What you have to do => Please keep the images out and set down the data exactly as given.

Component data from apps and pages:
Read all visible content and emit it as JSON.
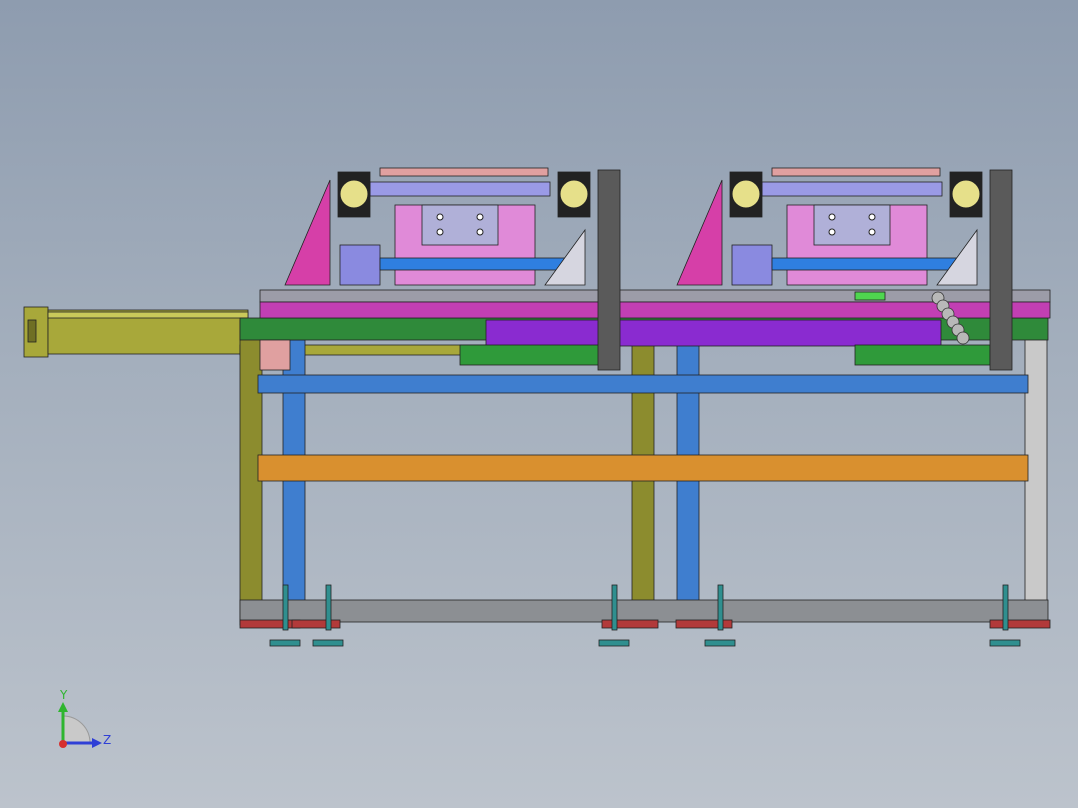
{
  "triad": {
    "y_label": "Y",
    "z_label": "Z"
  },
  "colors": {
    "background_top": "#8e9caf",
    "background_bottom": "#bcc3cc",
    "cylinder": "#a8a83a",
    "cylinder_dark": "#6f6f24",
    "frame_olive": "#8c8c2e",
    "frame_blue": "#3f7ecf",
    "frame_orange": "#d9902f",
    "frame_gray": "#8c8f93",
    "base_red": "#b23a3a",
    "rail_green": "#2f8a3a",
    "rail_magenta": "#c23fb3",
    "slider_purple": "#8a2bd0",
    "foot_teal": "#2f8f8f",
    "plate_pink": "#e08ad8",
    "plate_lavender": "#9a9ae6",
    "roller_blue": "#2f7fe0",
    "bracket_magenta": "#d63fa8",
    "chain_gray": "#b8b8b8",
    "axis_y": "#2fb52f",
    "axis_z": "#2f3fd6",
    "axis_x": "#d62f2f"
  }
}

Written solution =>
Read all visible content and emit it as JSON.
{
  "triad": {
    "y_label": "Y",
    "z_label": "Z"
  },
  "colors": {
    "background_top": "#8e9caf",
    "background_bottom": "#bcc3cc",
    "cylinder": "#a8a83a",
    "cylinder_dark": "#6f6f24",
    "frame_olive": "#8c8c2e",
    "frame_blue": "#3f7ecf",
    "frame_orange": "#d9902f",
    "frame_gray": "#8c8f93",
    "base_red": "#b23a3a",
    "rail_green": "#2f8a3a",
    "rail_magenta": "#c23fb3",
    "slider_purple": "#8a2bd0",
    "foot_teal": "#2f8f8f",
    "plate_pink": "#e08ad8",
    "plate_lavender": "#9a9ae6",
    "roller_blue": "#2f7fe0",
    "bracket_magenta": "#d63fa8",
    "chain_gray": "#b8b8b8",
    "axis_y": "#2fb52f",
    "axis_z": "#2f3fd6",
    "axis_x": "#d62f2f"
  }
}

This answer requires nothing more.